In the past, when you got notification from the utility of a demand-response event, which usually coincided with the afternoon peak hours when electricity demand is very high and expensive to produce, it came via text message, e-mail or phone call. Then you’d implement your demand-response plan and notify your occupants (or not?) that you would be in a demand-response event for the next several hours or so.
These days, though, with advances in technology and the increasing adoption of the Building Internet of Things, automated demand-response is becoming increasingly popular. If you’re not familiar, automated demand-response allows the utility to send a notification to a facility’s building automation system, at which time, the BAS or Building Internet of Things devices automatically initiate a pre-designed demand-response plan. The capability is amazing, and more often than not, occupants never notice demand-response events, such is the subtlety with which the algorithms for cutting energy can be designed.
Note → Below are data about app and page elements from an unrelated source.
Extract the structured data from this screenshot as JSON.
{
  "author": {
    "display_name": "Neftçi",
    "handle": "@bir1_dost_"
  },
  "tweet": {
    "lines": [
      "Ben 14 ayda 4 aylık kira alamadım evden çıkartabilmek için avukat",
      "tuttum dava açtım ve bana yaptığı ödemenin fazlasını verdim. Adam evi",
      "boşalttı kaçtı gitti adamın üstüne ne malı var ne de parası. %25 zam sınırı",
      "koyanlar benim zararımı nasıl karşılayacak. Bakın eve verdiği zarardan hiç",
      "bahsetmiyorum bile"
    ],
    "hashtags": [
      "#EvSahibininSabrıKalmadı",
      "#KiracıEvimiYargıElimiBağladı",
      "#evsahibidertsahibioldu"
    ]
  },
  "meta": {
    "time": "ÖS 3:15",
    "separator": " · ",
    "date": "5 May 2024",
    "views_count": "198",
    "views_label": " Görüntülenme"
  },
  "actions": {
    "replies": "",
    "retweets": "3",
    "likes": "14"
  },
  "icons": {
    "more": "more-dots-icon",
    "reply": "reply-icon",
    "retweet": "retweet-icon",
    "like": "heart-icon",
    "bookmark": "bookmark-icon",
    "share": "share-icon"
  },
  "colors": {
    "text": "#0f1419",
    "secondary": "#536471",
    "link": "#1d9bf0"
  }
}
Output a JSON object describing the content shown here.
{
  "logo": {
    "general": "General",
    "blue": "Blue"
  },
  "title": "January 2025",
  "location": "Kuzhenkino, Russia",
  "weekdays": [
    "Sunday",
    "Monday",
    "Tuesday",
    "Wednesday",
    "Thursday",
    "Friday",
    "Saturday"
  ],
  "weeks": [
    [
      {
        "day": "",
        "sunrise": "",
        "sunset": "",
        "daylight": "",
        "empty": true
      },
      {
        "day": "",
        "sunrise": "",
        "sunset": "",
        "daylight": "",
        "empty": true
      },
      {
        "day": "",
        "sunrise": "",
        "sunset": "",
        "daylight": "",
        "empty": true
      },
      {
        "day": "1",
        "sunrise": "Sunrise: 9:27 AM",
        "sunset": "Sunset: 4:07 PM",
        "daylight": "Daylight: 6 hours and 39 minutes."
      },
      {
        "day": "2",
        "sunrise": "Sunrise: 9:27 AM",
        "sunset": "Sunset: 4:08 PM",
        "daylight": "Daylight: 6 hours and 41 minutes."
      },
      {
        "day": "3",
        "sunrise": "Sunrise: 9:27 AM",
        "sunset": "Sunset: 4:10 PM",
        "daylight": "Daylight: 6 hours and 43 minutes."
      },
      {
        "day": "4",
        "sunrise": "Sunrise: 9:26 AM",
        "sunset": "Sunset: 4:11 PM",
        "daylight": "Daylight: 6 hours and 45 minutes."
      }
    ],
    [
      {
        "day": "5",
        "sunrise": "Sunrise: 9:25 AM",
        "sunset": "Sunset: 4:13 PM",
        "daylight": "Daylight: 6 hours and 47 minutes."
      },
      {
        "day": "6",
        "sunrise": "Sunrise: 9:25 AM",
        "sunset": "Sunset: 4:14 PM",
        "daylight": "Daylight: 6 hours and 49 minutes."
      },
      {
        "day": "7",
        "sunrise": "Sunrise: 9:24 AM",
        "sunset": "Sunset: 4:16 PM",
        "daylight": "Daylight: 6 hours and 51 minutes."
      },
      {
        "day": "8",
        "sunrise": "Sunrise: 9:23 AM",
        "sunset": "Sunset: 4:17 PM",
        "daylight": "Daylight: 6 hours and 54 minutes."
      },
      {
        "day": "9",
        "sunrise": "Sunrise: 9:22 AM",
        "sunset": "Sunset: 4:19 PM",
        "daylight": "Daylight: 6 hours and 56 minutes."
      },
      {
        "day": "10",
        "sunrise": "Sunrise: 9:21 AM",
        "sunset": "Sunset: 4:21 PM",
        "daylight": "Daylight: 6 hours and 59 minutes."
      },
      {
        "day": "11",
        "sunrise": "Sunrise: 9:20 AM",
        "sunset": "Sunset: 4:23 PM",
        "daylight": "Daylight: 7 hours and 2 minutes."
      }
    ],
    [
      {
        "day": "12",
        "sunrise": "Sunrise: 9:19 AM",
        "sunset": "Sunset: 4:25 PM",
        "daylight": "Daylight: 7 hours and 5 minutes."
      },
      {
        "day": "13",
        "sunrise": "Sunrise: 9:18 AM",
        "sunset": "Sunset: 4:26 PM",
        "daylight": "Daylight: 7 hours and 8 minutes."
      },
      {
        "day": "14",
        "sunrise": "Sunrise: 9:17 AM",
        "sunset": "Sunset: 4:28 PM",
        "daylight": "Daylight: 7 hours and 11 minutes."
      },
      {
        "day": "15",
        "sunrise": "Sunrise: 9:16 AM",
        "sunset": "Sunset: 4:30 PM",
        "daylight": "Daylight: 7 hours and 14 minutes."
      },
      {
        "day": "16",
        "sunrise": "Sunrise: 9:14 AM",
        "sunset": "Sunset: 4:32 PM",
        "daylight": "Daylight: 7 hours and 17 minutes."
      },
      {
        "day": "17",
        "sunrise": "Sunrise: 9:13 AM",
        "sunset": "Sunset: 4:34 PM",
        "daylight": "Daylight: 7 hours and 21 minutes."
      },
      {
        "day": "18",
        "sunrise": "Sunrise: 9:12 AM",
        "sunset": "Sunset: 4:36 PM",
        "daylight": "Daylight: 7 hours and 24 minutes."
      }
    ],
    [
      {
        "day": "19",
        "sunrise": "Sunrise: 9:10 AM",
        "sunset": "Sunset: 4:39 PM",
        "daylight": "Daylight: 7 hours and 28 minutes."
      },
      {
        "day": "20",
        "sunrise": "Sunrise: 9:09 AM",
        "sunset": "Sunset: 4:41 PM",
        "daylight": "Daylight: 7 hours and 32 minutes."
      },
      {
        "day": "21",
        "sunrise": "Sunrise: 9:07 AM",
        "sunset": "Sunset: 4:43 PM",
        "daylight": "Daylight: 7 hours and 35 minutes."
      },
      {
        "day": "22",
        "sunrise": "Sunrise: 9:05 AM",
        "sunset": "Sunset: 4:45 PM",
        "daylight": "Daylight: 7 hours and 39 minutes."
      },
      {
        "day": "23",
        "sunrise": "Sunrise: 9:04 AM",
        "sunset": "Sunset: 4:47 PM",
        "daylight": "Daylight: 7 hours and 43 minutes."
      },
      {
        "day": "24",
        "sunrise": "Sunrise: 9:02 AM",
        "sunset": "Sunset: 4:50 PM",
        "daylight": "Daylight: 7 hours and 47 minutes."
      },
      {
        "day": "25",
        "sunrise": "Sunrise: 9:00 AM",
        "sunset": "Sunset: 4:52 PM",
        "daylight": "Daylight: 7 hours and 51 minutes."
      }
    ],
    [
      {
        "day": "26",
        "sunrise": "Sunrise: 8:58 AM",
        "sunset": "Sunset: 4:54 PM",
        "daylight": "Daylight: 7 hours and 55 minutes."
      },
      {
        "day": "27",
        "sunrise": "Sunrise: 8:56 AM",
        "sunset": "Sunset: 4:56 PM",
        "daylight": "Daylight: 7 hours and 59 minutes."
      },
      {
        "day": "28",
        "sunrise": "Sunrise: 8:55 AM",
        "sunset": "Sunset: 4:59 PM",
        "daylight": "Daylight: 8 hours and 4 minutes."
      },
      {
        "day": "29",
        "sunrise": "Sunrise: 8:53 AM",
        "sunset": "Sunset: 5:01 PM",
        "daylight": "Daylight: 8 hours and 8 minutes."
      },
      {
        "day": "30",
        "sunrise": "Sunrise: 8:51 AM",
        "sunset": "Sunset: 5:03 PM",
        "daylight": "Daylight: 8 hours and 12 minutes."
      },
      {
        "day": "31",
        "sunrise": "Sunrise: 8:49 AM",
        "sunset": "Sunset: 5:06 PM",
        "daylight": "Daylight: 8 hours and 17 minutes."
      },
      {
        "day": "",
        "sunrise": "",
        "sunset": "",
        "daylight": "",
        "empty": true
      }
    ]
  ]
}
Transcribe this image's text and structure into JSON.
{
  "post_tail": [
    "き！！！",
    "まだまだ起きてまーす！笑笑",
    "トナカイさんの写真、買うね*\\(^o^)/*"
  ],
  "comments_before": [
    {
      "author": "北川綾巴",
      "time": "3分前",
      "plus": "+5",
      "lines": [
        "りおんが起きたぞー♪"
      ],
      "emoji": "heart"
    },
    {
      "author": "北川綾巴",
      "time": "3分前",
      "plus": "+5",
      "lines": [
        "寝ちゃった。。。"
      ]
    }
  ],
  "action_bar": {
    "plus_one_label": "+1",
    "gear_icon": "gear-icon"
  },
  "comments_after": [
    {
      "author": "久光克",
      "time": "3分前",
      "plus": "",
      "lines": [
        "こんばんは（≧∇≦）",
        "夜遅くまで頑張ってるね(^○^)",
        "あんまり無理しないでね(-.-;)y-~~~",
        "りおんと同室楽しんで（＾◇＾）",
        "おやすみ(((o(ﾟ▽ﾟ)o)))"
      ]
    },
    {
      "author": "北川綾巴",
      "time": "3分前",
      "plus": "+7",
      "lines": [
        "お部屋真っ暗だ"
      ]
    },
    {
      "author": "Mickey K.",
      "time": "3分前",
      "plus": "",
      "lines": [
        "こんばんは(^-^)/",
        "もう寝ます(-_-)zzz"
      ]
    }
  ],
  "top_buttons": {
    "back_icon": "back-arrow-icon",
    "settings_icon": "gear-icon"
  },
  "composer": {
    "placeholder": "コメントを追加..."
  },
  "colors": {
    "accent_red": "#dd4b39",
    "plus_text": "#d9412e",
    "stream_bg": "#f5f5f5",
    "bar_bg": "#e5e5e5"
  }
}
So, with automated demand-response, the process of responding to an event is much easier, indeed it’s automatic. Automated demand-response is all the rage these days at trade shows and among utilities and ESCOs.
This Quick Read was submitted by Greg Zimmerman, executive editor, Building Operating Management. Read his cover story on the how sustainability and resilience complement each other.